*EXERCISE DIRECTIONS*
Can you copy out the data exactly? Leave the images out.

[DATA EXCERPTS Boundary: Start]

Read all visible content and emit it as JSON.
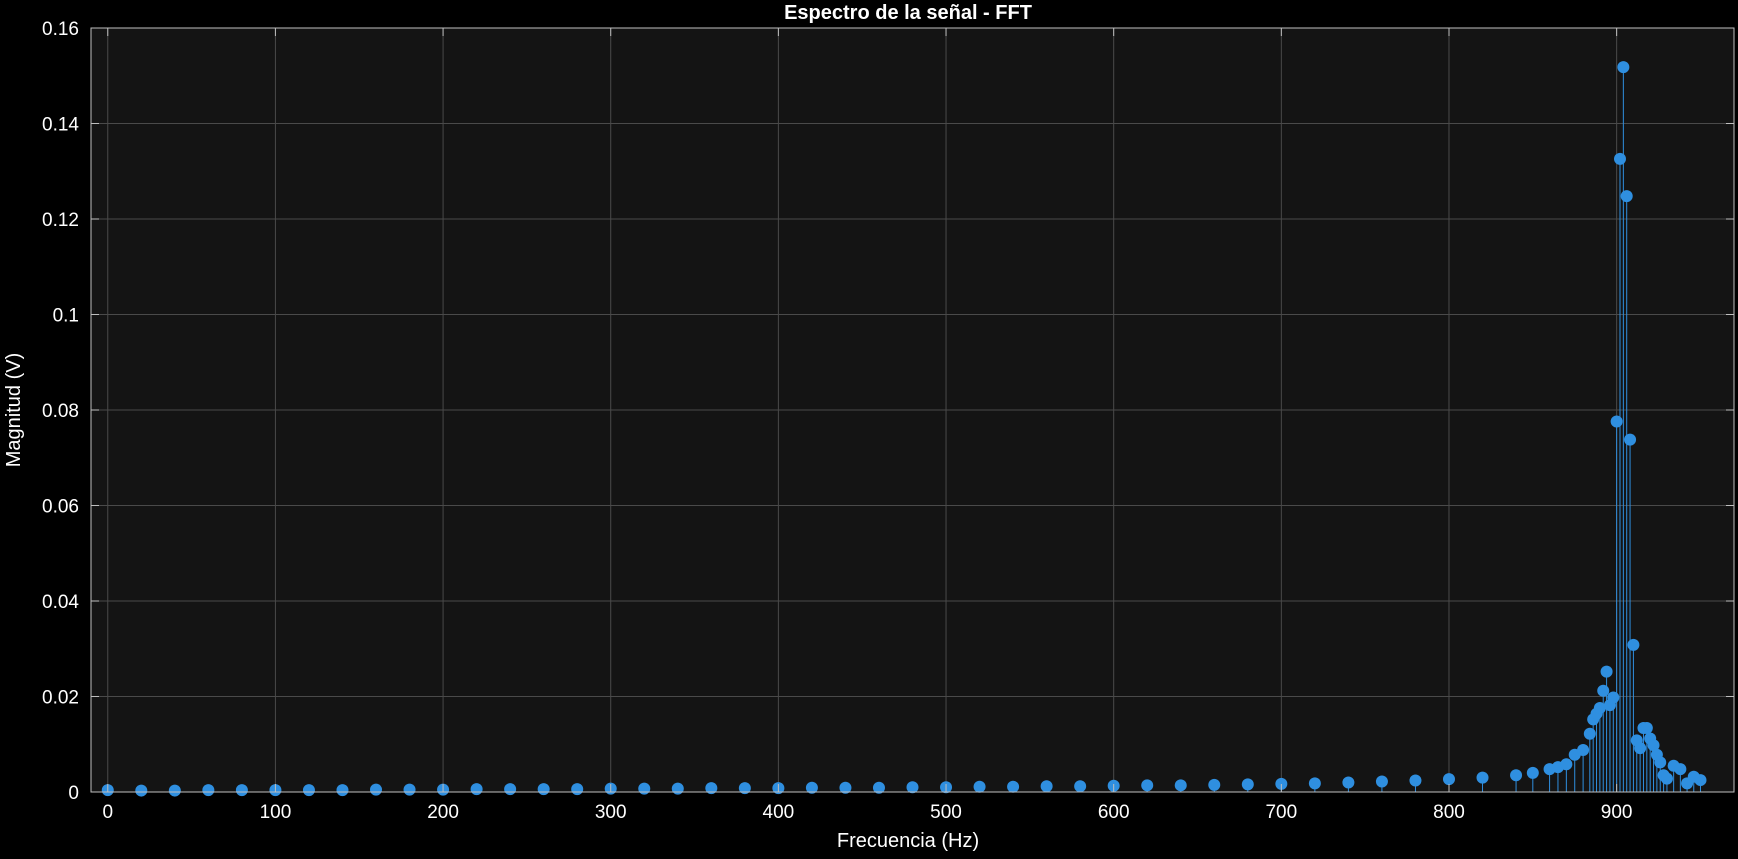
{
  "chart_data": {
    "type": "stem",
    "title": "Espectro de la señal - FFT",
    "xlabel": "Frecuencia (Hz)",
    "ylabel": "Magnitud (V)",
    "xlim": [
      -10,
      970
    ],
    "ylim": [
      0,
      0.16
    ],
    "xticks": [
      0,
      100,
      200,
      300,
      400,
      500,
      600,
      700,
      800,
      900
    ],
    "yticks": [
      0,
      0.02,
      0.04,
      0.06,
      0.08,
      0.1,
      0.12,
      0.14,
      0.16
    ],
    "xtick_labels": [
      "0",
      "100",
      "200",
      "300",
      "400",
      "500",
      "600",
      "700",
      "800",
      "900"
    ],
    "ytick_labels": [
      "0",
      "0.02",
      "0.04",
      "0.06",
      "0.08",
      "0.1",
      "0.12",
      "0.14",
      "0.16"
    ],
    "grid": true,
    "colors": {
      "background": "#141414",
      "figure": "#000000",
      "series": "#2f8fe0",
      "grid": "#4a4a4a",
      "text": "#ffffff"
    },
    "series": [
      {
        "x": [
          0,
          20,
          40,
          60,
          80,
          100,
          120,
          140,
          160,
          180,
          200,
          220,
          240,
          260,
          280,
          300,
          320,
          340,
          360,
          380,
          400,
          420,
          440,
          460,
          480,
          500,
          520,
          540,
          560,
          580,
          600,
          620,
          640,
          660,
          680,
          700,
          720,
          740,
          760,
          780,
          800,
          820,
          840,
          850,
          860,
          865,
          870,
          875,
          880,
          884,
          886,
          888,
          890,
          892,
          894,
          896,
          898,
          900,
          902,
          904,
          906,
          908,
          910,
          912,
          914,
          916,
          918,
          920,
          922,
          924,
          926,
          928,
          930,
          934,
          938,
          942,
          946,
          950
        ],
        "y": [
          0.0004,
          0.0003,
          0.0003,
          0.0004,
          0.0004,
          0.0004,
          0.0004,
          0.0004,
          0.0005,
          0.0005,
          0.0005,
          0.0006,
          0.0006,
          0.0006,
          0.0006,
          0.0007,
          0.0007,
          0.0007,
          0.0008,
          0.0008,
          0.0008,
          0.0009,
          0.0009,
          0.0009,
          0.001,
          0.001,
          0.0011,
          0.0011,
          0.0012,
          0.0012,
          0.0013,
          0.0014,
          0.0014,
          0.0015,
          0.0016,
          0.0017,
          0.0018,
          0.002,
          0.0022,
          0.0024,
          0.0027,
          0.003,
          0.0035,
          0.004,
          0.0048,
          0.0052,
          0.0058,
          0.0078,
          0.0088,
          0.0122,
          0.0152,
          0.0164,
          0.0176,
          0.0212,
          0.0252,
          0.0182,
          0.0198,
          0.0776,
          0.1326,
          0.1518,
          0.1248,
          0.0738,
          0.0308,
          0.0108,
          0.0092,
          0.0134,
          0.0134,
          0.0112,
          0.0098,
          0.0078,
          0.0062,
          0.0035,
          0.0028,
          0.0055,
          0.0048,
          0.0018,
          0.0032,
          0.0025
        ]
      }
    ]
  }
}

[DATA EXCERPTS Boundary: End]

*SOLUTION*
Read all visible content and emit it as JSON.
{
  "chart_data": {
    "type": "stem",
    "title": "Espectro de la señal - FFT",
    "xlabel": "Frecuencia (Hz)",
    "ylabel": "Magnitud (V)",
    "xlim": [
      -10,
      970
    ],
    "ylim": [
      0,
      0.16
    ],
    "xticks": [
      0,
      100,
      200,
      300,
      400,
      500,
      600,
      700,
      800,
      900
    ],
    "yticks": [
      0,
      0.02,
      0.04,
      0.06,
      0.08,
      0.1,
      0.12,
      0.14,
      0.16
    ],
    "xtick_labels": [
      "0",
      "100",
      "200",
      "300",
      "400",
      "500",
      "600",
      "700",
      "800",
      "900"
    ],
    "ytick_labels": [
      "0",
      "0.02",
      "0.04",
      "0.06",
      "0.08",
      "0.1",
      "0.12",
      "0.14",
      "0.16"
    ],
    "grid": true,
    "colors": {
      "background": "#141414",
      "figure": "#000000",
      "series": "#2f8fe0",
      "grid": "#4a4a4a",
      "text": "#ffffff"
    },
    "series": [
      {
        "x": [
          0,
          20,
          40,
          60,
          80,
          100,
          120,
          140,
          160,
          180,
          200,
          220,
          240,
          260,
          280,
          300,
          320,
          340,
          360,
          380,
          400,
          420,
          440,
          460,
          480,
          500,
          520,
          540,
          560,
          580,
          600,
          620,
          640,
          660,
          680,
          700,
          720,
          740,
          760,
          780,
          800,
          820,
          840,
          850,
          860,
          865,
          870,
          875,
          880,
          884,
          886,
          888,
          890,
          892,
          894,
          896,
          898,
          900,
          902,
          904,
          906,
          908,
          910,
          912,
          914,
          916,
          918,
          920,
          922,
          924,
          926,
          928,
          930,
          934,
          938,
          942,
          946,
          950
        ],
        "y": [
          0.0004,
          0.0003,
          0.0003,
          0.0004,
          0.0004,
          0.0004,
          0.0004,
          0.0004,
          0.0005,
          0.0005,
          0.0005,
          0.0006,
          0.0006,
          0.0006,
          0.0006,
          0.0007,
          0.0007,
          0.0007,
          0.0008,
          0.0008,
          0.0008,
          0.0009,
          0.0009,
          0.0009,
          0.001,
          0.001,
          0.0011,
          0.0011,
          0.0012,
          0.0012,
          0.0013,
          0.0014,
          0.0014,
          0.0015,
          0.0016,
          0.0017,
          0.0018,
          0.002,
          0.0022,
          0.0024,
          0.0027,
          0.003,
          0.0035,
          0.004,
          0.0048,
          0.0052,
          0.0058,
          0.0078,
          0.0088,
          0.0122,
          0.0152,
          0.0164,
          0.0176,
          0.0212,
          0.0252,
          0.0182,
          0.0198,
          0.0776,
          0.1326,
          0.1518,
          0.1248,
          0.0738,
          0.0308,
          0.0108,
          0.0092,
          0.0134,
          0.0134,
          0.0112,
          0.0098,
          0.0078,
          0.0062,
          0.0035,
          0.0028,
          0.0055,
          0.0048,
          0.0018,
          0.0032,
          0.0025
        ]
      }
    ]
  }
}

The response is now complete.